The other points were subject to briefer discussion and easier agreement, although the easiest of all parts of the Oath was point Six—I will not support sectarian agendas. Every Iraqi in the room immediately was aboard on this one, and they even seemed enthusiastic about it.
I’ve saved an unmentioned point for last. The Iraqi flag appeared on some of the slides. But the graphic showed an Iraqi flag without the traditional words “God is Great.” This was clearly a potential flash point. In fact, one of the Iraqi interpreters nearly recused himself from the conversation. LT David Wallach, whose native tongue is Arabic, told me after the meeting that Saddam had put “God is Great” on the flags so that Iraqis would stop grinding the flags into the dirt with their feet. He said that Iraqis would never trample on anything that had those words written on it.
But other than the interpreter’s sudden jitters, I detected no overt emotion among the Iraqis. In fact, they were all calm, professional, and very polite. An Iraqi Colonel was generous enough to offer that he believed it to be just a mistake that “God is Great” was left off the flag that was used on the slides. But the Iraqis all agreed that nobody was going to sign anything that displayed an Iraqi flag without the phrase “God is Great.”
This might seem ominous to us. “Allah u Akbar!” are, after all, words that we have become accustomed to hearing when someone is doing something bad, like burning an American flag, or blowing up Americans.
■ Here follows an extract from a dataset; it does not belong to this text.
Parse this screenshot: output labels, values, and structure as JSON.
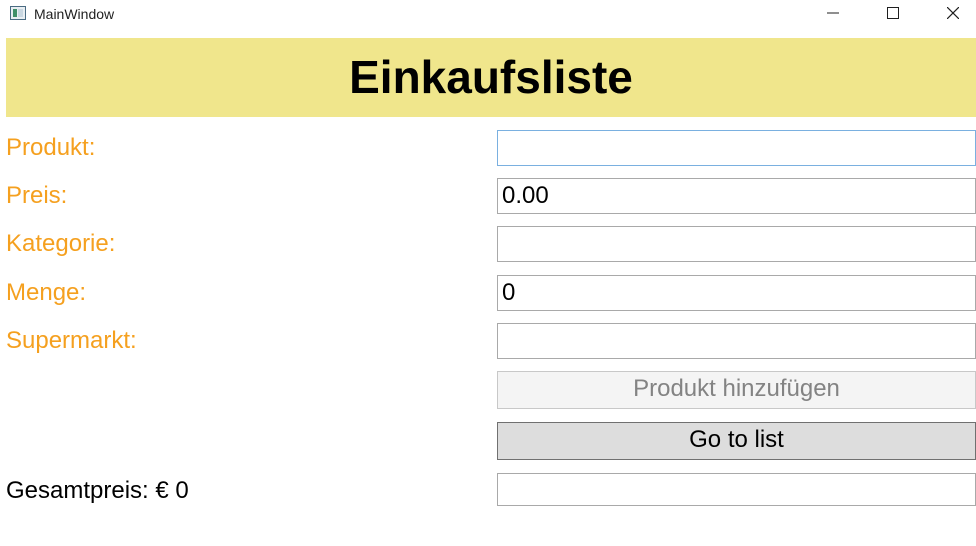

But these issues are more like the intense legal and media battles over the words “In God We Trust” on the money in our pockets, or the ongoing furor in some sectors over the phrase “One Nation, Under God, Indivisible . . . ” in the Pledge of Allegiance. (Not to mention the dust storms kicked up by the Pledge itself.)
Seeing “God is Great” written on the Iraqi flag might provoke some to protest “Why did we come here just to stand up a country who would write such things on their flag?” But I sat there in that meeting, which was completely civil and professional, and I thought about another flag, the one flying over South Carolina. Some people call that flag “heritage,” while others call it “hateful,” “painful” and “demeaning.” And today in that meeting, I thought about the descendants of slaves who are now top military commanders in the American Army, and in that moment I knew that Iraq could make it.